[Dataset rows for apps and sites]
········
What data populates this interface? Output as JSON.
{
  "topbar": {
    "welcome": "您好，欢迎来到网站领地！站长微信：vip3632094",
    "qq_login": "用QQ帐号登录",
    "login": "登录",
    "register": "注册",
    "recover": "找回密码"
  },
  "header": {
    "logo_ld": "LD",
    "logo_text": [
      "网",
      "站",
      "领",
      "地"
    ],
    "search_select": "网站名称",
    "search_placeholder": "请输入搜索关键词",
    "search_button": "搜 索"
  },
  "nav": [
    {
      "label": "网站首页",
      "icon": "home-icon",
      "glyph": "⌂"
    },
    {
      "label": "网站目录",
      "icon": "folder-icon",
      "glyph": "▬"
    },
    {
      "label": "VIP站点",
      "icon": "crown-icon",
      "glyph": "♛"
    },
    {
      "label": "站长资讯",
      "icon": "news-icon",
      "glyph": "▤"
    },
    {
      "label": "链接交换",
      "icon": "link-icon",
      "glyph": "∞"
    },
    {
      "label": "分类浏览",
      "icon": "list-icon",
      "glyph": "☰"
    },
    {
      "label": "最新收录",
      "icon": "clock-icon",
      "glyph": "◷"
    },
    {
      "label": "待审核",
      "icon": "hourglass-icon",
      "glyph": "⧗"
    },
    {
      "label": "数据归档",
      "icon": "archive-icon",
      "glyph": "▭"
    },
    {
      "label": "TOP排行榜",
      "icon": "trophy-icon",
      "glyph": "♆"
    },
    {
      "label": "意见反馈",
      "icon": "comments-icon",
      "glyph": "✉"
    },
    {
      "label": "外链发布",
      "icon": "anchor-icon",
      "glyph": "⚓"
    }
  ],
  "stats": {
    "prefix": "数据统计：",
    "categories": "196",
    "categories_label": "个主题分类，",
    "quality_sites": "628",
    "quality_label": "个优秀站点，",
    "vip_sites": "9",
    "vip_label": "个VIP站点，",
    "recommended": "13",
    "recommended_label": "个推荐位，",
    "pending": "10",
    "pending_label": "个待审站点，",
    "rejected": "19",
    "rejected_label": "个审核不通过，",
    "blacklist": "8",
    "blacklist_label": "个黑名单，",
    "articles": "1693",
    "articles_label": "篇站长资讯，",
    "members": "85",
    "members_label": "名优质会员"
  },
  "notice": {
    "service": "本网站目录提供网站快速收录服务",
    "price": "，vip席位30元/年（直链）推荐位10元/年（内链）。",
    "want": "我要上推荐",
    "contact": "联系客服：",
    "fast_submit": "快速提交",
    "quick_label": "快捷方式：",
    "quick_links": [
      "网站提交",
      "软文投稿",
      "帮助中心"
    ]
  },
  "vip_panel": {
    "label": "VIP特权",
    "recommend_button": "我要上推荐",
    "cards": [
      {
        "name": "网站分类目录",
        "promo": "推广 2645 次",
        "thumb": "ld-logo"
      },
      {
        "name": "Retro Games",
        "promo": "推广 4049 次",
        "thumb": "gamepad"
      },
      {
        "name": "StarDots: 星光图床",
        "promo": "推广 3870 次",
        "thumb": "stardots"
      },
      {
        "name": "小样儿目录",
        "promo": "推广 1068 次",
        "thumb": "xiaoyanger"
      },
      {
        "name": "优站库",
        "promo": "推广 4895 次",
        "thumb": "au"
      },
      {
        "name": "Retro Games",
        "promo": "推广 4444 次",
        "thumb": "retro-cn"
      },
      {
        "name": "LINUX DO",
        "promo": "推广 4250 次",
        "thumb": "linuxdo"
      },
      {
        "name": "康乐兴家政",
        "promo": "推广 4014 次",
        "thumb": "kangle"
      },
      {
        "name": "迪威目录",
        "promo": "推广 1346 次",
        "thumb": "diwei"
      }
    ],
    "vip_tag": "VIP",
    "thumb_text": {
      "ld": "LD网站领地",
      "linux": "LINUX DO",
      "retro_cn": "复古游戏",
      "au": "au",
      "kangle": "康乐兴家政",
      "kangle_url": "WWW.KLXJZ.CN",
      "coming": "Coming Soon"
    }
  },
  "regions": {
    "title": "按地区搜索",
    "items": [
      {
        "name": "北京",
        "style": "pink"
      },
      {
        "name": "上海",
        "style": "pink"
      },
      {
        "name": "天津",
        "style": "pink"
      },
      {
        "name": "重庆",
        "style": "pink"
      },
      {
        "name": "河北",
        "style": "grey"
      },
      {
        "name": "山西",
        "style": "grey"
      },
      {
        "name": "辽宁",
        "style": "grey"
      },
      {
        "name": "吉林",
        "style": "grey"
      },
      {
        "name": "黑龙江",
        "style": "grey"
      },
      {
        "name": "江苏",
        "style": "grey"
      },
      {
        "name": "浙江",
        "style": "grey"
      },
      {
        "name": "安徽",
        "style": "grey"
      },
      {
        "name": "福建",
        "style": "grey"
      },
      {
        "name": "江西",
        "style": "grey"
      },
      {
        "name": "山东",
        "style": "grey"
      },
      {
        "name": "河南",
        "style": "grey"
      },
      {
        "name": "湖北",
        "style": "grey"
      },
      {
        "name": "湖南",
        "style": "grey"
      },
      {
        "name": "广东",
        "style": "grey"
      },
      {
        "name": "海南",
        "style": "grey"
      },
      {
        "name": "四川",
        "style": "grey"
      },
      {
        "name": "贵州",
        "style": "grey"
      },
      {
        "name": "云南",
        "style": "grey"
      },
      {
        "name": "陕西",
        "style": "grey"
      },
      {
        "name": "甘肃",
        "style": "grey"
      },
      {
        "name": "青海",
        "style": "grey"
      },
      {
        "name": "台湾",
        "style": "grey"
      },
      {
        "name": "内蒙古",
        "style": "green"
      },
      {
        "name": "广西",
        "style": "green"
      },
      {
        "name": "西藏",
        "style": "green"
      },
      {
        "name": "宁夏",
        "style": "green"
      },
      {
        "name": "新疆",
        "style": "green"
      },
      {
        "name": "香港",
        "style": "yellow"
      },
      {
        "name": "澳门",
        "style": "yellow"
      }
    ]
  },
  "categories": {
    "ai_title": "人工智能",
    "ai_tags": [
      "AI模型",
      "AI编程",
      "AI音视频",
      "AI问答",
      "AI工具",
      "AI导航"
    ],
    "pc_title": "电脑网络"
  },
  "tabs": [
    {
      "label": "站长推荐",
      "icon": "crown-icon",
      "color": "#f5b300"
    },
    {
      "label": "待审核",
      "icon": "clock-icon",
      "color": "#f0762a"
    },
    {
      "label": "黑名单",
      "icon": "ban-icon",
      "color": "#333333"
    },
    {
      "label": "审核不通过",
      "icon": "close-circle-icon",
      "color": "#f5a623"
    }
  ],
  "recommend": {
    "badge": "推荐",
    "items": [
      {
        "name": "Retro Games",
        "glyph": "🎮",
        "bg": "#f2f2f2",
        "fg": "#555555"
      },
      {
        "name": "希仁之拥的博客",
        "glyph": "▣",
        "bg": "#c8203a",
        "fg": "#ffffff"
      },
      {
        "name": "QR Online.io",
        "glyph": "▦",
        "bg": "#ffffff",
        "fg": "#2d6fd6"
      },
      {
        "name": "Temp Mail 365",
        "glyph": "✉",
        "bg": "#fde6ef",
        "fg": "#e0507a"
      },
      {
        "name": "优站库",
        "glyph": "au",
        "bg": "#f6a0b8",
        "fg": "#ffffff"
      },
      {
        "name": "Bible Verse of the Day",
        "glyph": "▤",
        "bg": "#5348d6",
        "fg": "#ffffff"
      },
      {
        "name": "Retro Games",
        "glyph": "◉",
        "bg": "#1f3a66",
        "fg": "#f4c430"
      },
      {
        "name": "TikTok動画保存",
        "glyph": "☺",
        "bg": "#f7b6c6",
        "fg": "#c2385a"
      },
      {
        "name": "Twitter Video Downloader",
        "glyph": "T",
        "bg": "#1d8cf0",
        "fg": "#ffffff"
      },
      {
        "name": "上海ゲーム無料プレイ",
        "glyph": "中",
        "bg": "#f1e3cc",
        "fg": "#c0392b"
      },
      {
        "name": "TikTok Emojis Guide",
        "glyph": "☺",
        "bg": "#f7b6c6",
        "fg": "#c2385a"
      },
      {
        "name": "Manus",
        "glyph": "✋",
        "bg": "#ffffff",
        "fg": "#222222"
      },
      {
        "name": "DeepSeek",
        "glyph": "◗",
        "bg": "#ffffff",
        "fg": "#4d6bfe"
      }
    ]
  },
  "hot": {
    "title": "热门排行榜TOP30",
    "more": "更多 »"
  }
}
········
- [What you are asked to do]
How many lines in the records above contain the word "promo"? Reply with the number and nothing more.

- [Final answer]
9